(EXERCISE INPUT Opens)
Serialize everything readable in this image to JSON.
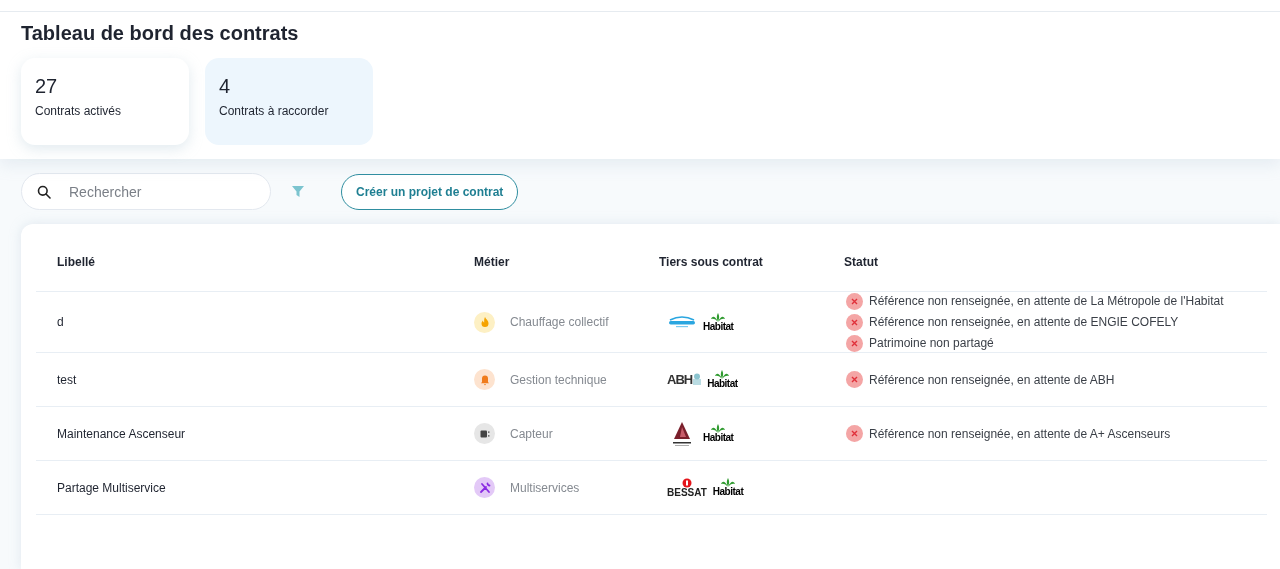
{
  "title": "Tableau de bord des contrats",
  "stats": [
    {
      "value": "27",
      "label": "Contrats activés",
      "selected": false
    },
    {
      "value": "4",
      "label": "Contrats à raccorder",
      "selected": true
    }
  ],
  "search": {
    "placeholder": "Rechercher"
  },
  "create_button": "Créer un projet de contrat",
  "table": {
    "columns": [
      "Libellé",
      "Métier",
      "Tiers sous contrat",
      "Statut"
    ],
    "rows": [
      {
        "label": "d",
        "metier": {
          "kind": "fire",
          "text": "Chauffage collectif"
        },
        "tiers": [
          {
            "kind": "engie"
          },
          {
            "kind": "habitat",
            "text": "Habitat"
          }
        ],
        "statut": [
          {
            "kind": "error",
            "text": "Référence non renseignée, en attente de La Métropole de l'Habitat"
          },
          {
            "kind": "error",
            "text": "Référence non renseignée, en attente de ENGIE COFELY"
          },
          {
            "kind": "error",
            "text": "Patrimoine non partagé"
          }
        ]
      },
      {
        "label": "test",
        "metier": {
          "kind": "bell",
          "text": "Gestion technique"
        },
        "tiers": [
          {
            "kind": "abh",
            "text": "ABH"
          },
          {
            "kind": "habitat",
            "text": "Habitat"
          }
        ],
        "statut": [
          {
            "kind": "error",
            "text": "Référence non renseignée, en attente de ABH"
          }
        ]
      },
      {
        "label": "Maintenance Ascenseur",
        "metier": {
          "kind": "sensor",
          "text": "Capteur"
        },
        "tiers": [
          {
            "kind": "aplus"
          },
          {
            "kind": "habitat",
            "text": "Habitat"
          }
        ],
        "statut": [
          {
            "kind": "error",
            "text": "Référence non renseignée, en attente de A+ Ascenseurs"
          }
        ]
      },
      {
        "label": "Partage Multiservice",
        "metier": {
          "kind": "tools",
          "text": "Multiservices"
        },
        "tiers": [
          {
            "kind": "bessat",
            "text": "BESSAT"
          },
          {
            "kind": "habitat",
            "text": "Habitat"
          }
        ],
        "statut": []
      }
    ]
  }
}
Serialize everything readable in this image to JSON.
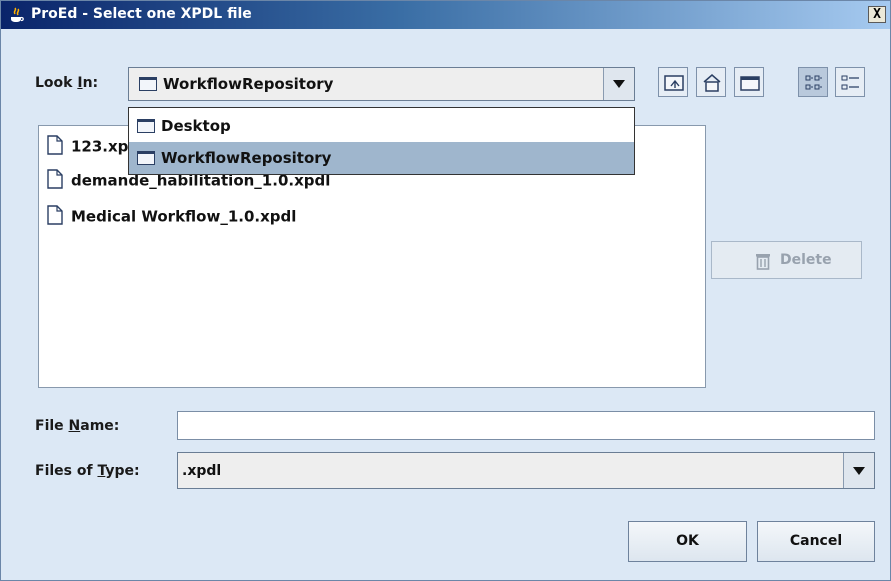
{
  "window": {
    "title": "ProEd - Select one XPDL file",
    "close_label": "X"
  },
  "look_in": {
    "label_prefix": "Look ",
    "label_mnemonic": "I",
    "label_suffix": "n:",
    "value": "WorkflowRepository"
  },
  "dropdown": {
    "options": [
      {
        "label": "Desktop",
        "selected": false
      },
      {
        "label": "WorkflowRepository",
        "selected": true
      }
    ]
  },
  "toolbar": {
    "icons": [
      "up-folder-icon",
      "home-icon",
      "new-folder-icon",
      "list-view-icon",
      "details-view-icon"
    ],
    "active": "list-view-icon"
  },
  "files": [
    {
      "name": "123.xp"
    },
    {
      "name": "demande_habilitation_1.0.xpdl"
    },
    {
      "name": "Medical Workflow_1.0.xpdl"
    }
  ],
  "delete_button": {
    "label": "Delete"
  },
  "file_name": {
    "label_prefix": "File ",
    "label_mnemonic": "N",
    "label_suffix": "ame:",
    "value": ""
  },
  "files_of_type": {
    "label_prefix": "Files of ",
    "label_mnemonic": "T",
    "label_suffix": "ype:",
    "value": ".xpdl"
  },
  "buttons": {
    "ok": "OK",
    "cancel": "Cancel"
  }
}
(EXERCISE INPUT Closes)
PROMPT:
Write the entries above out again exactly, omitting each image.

SOLUTION:
Serialize everything readable in this image to JSON.
{
  "title": "Tableau de bord des contrats",
  "stats": [
    {
      "value": "27",
      "label": "Contrats activés",
      "selected": false
    },
    {
      "value": "4",
      "label": "Contrats à raccorder",
      "selected": true
    }
  ],
  "search": {
    "placeholder": "Rechercher"
  },
  "create_button": "Créer un projet de contrat",
  "table": {
    "columns": [
      "Libellé",
      "Métier",
      "Tiers sous contrat",
      "Statut"
    ],
    "rows": [
      {
        "label": "d",
        "metier": {
          "kind": "fire",
          "text": "Chauffage collectif"
        },
        "tiers": [
          {
            "kind": "engie"
          },
          {
            "kind": "habitat",
            "text": "Habitat"
          }
        ],
        "statut": [
          {
            "kind": "error",
            "text": "Référence non renseignée, en attente de La Métropole de l'Habitat"
          },
          {
            "kind": "error",
            "text": "Référence non renseignée, en attente de ENGIE COFELY"
          },
          {
            "kind": "error",
            "text": "Patrimoine non partagé"
          }
        ]
      },
      {
        "label": "test",
        "metier": {
          "kind": "bell",
          "text": "Gestion technique"
        },
        "tiers": [
          {
            "kind": "abh",
            "text": "ABH"
          },
          {
            "kind": "habitat",
            "text": "Habitat"
          }
        ],
        "statut": [
          {
            "kind": "error",
            "text": "Référence non renseignée, en attente de ABH"
          }
        ]
      },
      {
        "label": "Maintenance Ascenseur",
        "metier": {
          "kind": "sensor",
          "text": "Capteur"
        },
        "tiers": [
          {
            "kind": "aplus"
          },
          {
            "kind": "habitat",
            "text": "Habitat"
          }
        ],
        "statut": [
          {
            "kind": "error",
            "text": "Référence non renseignée, en attente de A+ Ascenseurs"
          }
        ]
      },
      {
        "label": "Partage Multiservice",
        "metier": {
          "kind": "tools",
          "text": "Multiservices"
        },
        "tiers": [
          {
            "kind": "bessat",
            "text": "BESSAT"
          },
          {
            "kind": "habitat",
            "text": "Habitat"
          }
        ],
        "statut": []
      }
    ]
  }
}
Serialize everything readable in this image to JSON.
{
  "window": {
    "title": "ProEd - Select one XPDL file",
    "close_label": "X"
  },
  "look_in": {
    "label_prefix": "Look ",
    "label_mnemonic": "I",
    "label_suffix": "n:",
    "value": "WorkflowRepository"
  },
  "dropdown": {
    "options": [
      {
        "label": "Desktop",
        "selected": false
      },
      {
        "label": "WorkflowRepository",
        "selected": true
      }
    ]
  },
  "toolbar": {
    "icons": [
      "up-folder-icon",
      "home-icon",
      "new-folder-icon",
      "list-view-icon",
      "details-view-icon"
    ],
    "active": "list-view-icon"
  },
  "files": [
    {
      "name": "123.xp"
    },
    {
      "name": "demande_habilitation_1.0.xpdl"
    },
    {
      "name": "Medical Workflow_1.0.xpdl"
    }
  ],
  "delete_button": {
    "label": "Delete"
  },
  "file_name": {
    "label_prefix": "File ",
    "label_mnemonic": "N",
    "label_suffix": "ame:",
    "value": ""
  },
  "files_of_type": {
    "label_prefix": "Files of ",
    "label_mnemonic": "T",
    "label_suffix": "ype:",
    "value": ".xpdl"
  },
  "buttons": {
    "ok": "OK",
    "cancel": "Cancel"
  }
}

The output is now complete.